Shares fell more than 60% in premarket trading after the news.
Simultaneously with its bankruptcy filing, Lordstown filed a lawsuit against Foxconn. The company accused Foxconn of fraud and of failing to comply with an agreement that required the Taiwan-based firm to invest up to $170 million in Lordstown and for the two to work together on a range of new electric vehicles.
In a statement provided to CNBC, Foxconn said it hoped to continue discussions to reach a solution that “satisfied all stakeholders” without “recourse to baseless legal action.” But in light of the litigation and what he characterized as Lordstown’s attempts to “mislead the public”, he suspended talks, reserving the right to pursue legal action of his own.
Lordstown, launched in 2019 with a factory acquired from general motors and enthusiastic support from the Trump administration, reached an agreement to sell that Ohio factory to Foxconn for $230 million last year. Following the deal, which closed in May 2022, Lordstown and Foxconn agreed to a second deal in which Foxconn would invest up to $170 million in Lordstown, acquiring a 19.3% stake in the startup.
Foxconn paid the first $52.7 million owed under that agreement last year. The next payment, of $47.3 million, was due within 10 days of regulatory approval by the United States Committee on Foreign Investment. That approval was obtained in late April, Lordstown said, but Foxconn never made the payment.
Instead, Foxconn told Lordstown that the startup had reneged on the deal by allowing its share price to fall below $1 a share. (Lordstown executed a 1:15 reverse stock split in May, pushing its share price above the critical $1 mark.)
In early May, Lordstown warned investors that it was likely to file for bankruptcy if it did not reach a deal with Foxconn or acquire additional funds elsewhere. A few days later, Lordstown said he was almost out of cash and would be forced to halt production of his Endurance electric pickup truck unless he could find a strategic partner.

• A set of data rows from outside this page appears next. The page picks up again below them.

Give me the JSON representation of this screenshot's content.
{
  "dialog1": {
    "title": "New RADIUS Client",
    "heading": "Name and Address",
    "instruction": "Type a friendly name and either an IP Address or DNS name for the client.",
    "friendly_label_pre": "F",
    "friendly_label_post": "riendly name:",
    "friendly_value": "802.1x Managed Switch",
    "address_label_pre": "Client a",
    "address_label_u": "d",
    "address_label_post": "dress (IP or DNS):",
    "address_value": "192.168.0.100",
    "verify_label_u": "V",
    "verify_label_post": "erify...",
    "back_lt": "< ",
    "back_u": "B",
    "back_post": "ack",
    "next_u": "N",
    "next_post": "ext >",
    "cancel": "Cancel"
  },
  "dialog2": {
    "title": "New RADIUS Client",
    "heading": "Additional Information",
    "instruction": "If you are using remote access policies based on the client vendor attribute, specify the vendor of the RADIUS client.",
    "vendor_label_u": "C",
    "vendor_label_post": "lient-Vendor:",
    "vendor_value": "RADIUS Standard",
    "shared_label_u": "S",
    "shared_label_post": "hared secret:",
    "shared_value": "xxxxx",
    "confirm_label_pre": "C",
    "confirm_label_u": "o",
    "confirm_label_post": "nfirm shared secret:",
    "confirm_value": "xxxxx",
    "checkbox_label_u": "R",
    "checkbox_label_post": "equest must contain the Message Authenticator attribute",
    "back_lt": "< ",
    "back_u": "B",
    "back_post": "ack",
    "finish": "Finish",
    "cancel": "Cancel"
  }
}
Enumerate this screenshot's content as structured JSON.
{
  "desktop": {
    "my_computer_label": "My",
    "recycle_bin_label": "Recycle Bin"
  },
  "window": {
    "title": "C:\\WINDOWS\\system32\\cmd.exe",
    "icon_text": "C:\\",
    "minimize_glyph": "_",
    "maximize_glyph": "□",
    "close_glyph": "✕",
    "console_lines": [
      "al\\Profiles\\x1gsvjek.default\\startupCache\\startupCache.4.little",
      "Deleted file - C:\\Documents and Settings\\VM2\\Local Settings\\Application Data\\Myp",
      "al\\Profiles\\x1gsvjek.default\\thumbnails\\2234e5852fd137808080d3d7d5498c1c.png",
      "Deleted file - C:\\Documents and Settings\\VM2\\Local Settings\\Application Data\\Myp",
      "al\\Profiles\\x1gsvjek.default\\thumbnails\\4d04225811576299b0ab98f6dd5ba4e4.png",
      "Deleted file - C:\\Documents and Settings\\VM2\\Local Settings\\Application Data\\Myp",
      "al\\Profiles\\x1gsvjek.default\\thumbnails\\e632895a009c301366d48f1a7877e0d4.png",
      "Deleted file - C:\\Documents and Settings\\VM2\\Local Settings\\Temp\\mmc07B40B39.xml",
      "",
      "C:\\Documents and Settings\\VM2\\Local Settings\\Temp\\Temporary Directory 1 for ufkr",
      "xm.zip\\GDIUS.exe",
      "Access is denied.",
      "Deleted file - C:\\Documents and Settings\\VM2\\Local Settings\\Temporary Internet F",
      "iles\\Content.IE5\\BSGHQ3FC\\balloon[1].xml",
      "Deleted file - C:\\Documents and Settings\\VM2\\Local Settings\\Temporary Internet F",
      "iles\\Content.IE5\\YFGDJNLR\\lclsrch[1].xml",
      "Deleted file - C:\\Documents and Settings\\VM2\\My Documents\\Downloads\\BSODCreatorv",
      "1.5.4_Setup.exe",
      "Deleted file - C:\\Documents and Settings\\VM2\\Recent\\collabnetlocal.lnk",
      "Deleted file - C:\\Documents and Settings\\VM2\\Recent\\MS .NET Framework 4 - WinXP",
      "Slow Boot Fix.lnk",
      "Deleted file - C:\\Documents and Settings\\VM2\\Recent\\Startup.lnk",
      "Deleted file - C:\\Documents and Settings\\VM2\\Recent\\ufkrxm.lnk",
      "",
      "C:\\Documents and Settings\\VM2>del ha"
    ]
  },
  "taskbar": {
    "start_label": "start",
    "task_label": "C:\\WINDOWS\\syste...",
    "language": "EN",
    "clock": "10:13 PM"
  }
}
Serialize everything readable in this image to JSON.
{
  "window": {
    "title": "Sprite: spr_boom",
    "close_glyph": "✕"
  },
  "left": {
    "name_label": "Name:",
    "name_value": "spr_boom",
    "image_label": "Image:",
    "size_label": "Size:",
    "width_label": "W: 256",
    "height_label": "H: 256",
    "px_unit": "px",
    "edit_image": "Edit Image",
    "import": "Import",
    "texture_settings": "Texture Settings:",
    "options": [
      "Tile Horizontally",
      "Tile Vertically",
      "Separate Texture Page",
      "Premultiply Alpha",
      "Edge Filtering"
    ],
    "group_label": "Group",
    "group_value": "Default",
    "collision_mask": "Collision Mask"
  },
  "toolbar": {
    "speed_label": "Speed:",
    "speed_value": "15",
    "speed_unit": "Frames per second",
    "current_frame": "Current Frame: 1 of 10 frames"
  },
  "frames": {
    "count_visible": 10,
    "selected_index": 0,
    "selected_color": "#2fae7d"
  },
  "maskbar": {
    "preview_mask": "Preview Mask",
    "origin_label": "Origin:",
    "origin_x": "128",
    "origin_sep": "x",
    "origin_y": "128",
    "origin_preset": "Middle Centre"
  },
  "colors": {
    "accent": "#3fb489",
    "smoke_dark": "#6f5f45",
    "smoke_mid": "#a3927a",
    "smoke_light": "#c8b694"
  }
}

Lordstown had just $108.1 million in cash on hand at the end of March after losing $171.1 million in the first quarter.